Printable Version

  "No cookbook approach"

title

 

 

 

cap today

Related articles:
"If DNA doesn’t add up, array CGH steps in"
DNA Samples (PDF document 1,431 K)

September 2005
Feature Story

What does array CGH look like to a practicing medical geneticist?

"From a clinical geneticist’s perspective, microarray analysis allows us to identify children with subtle chromosomal abnormalities that are not detected by available standard techniques—karyotyping or FISH analysis," says Mira Irons, MD, FACMG, interim chief in the Division of Genetics at Children’s Hospital, Boston, who sends occasional samples for array CGH. Among patients seen by a clinical geneticist, approximately 40 percent to 50 percent don’t have a diagnosis. No chromosomal abnormality or metabolic condition can be identified and no syndrome can be diagnosed based on how the child looks. In these patients, Dr. Irons says, array CGH provides an additional tool. She estimates that it can identify an underlying chromosomal abnormality in a few percent of kids being sent to a geneticist for evaluation.

"In my own personal practice, having microarray analysis has allowed me to diagnose a few kids that I have been following with mental retardation of unknown etiology or multiple congenital anomalies of unknown etiology or growth retardation," Dr. Irons says.

She suggests that, as array CGH covers larger sections of the genome, it may replace standard karyotyping. "Clearly it is not there yet," she says. "Doing initial karyotyping is still a geneticist’s first-line test. Depending on the clinical presentation, I might then go to FISH or microarray."

As for cost, she considers array CGH to be like any other expensive test. "You have to weigh the cost of doing the test against the chance of getting a diagnosis and its benefits," she says.
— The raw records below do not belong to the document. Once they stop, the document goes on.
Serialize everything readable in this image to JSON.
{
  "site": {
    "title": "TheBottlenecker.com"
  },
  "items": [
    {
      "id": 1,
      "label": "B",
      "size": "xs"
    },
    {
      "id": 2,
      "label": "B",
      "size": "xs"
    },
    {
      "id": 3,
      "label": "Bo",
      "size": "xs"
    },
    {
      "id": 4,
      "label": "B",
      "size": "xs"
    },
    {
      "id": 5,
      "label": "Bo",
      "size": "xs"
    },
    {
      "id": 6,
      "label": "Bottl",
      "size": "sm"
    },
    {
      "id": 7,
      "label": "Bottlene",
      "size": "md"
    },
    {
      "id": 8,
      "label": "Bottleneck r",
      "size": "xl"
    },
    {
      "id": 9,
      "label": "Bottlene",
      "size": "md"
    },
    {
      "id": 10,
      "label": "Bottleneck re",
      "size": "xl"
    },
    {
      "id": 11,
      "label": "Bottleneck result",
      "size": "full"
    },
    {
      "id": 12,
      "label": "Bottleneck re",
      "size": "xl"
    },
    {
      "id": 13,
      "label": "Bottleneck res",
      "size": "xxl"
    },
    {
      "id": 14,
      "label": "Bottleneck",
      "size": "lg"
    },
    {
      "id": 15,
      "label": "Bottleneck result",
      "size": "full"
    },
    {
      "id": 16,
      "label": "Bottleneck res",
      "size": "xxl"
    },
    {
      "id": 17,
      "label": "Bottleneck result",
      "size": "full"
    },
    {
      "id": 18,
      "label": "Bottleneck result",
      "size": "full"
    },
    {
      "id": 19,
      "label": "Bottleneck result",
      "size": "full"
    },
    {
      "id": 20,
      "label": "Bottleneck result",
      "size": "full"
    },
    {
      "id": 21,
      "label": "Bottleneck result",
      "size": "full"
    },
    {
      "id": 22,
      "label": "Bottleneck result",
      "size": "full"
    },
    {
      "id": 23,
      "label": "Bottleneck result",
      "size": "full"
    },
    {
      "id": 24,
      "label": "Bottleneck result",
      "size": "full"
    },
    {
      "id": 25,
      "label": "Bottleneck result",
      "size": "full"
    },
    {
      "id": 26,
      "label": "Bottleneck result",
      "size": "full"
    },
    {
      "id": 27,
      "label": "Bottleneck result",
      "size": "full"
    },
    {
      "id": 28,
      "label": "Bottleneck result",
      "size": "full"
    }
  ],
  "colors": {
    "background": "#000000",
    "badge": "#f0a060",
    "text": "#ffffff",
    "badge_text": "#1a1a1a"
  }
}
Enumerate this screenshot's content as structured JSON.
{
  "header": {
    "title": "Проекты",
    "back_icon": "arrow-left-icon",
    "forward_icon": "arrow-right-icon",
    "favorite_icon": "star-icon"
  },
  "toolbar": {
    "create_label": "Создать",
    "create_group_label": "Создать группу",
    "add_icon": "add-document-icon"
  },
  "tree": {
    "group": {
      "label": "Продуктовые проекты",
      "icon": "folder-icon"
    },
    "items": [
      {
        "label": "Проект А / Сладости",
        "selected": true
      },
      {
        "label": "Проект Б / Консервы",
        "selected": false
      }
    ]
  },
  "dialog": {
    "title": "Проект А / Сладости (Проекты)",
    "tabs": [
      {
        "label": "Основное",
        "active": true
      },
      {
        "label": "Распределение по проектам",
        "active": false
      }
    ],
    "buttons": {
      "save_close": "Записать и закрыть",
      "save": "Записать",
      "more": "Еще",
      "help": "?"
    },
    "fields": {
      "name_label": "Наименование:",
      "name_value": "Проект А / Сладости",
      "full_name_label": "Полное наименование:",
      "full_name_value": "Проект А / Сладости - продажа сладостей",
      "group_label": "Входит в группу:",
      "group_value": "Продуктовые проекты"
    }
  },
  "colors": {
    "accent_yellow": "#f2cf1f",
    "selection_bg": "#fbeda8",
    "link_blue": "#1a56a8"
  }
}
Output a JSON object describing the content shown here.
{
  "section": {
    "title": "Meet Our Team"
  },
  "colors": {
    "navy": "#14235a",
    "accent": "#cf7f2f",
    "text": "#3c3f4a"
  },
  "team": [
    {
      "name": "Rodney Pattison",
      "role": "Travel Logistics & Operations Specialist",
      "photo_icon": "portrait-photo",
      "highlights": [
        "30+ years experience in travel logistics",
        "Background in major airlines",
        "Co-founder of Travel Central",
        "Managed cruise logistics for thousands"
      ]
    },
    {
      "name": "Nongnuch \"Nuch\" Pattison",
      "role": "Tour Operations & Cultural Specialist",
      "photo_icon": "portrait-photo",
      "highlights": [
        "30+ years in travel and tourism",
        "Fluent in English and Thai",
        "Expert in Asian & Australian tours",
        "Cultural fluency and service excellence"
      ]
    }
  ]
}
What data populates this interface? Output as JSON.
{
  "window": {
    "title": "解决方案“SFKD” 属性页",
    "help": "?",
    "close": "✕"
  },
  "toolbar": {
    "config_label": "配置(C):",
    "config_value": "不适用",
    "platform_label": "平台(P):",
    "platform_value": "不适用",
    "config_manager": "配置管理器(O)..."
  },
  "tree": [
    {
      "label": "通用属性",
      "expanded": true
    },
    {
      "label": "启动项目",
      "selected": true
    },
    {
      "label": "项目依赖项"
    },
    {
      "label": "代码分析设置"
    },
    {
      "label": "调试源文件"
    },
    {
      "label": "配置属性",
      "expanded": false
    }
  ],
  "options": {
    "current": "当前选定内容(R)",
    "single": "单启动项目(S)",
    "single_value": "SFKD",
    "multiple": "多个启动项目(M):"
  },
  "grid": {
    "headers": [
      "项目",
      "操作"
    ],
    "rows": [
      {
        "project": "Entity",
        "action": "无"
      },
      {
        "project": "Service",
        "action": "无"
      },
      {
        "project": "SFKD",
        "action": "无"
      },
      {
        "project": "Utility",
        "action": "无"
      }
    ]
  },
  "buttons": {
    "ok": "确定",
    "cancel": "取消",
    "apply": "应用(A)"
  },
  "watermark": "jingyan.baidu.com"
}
The cost of array CGH must also be balanced against the cost of doing many FISH probes or many metabolic tests. "There is no cookbook approach to evaluating children with mental retardation or congenital anomalies or growth problems," Dr. Irons says. "You have to determine the best testing path for that child."


William Check, PhD